The European Space Agency's satellite COS-B was dedicated to gamma-ray astronomy in the energy range 50 MeV to 5 GeV and carried a single experiment, a spark-chamber telescope: developed in collaboration by six European institutes. The experiment became operational on 1975 August 17 and was switched off on 1982 April 25 when on-board resources were exhausted. During this period, 65 observations, typically of a month duration, were performed. The satellite was spin stabilized with the telescope axis along the spin axis. Circular sky regions of about 40 degrees in diameter were covered in each observation. The majority of the pointings were distributed along the galactic equator, 15 observations were devoted to regions at high (20 degree) galactic latitudes. Several regions of specific interest were repeatedly observed.

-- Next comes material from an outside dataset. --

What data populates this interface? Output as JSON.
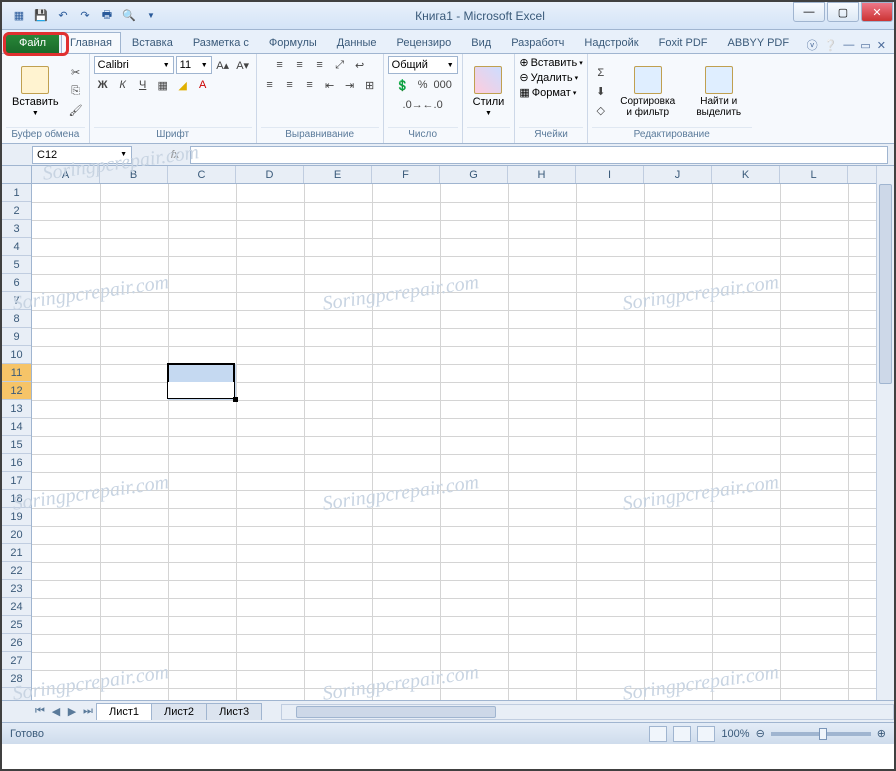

The highly eccentric polar orbit of COS-B with an apogee around , chosen to maximize useful observation time while allowing real-time data transmission, exposed the experiment to the solar modulated interplanetary cosmic-ray flux. The unexpectedly long operational life of the experiment, specifically of the spark-chamber, was accompanied by a long-term degradation and by short-term disturbances of its performances and consequently of the experimental sensitivity. The variation and sensitivity of the instrumental background were thoroughly investigated and integrated into the database. The possible impact of their statistical and systematic uncertainties must be considered in any type of analysis.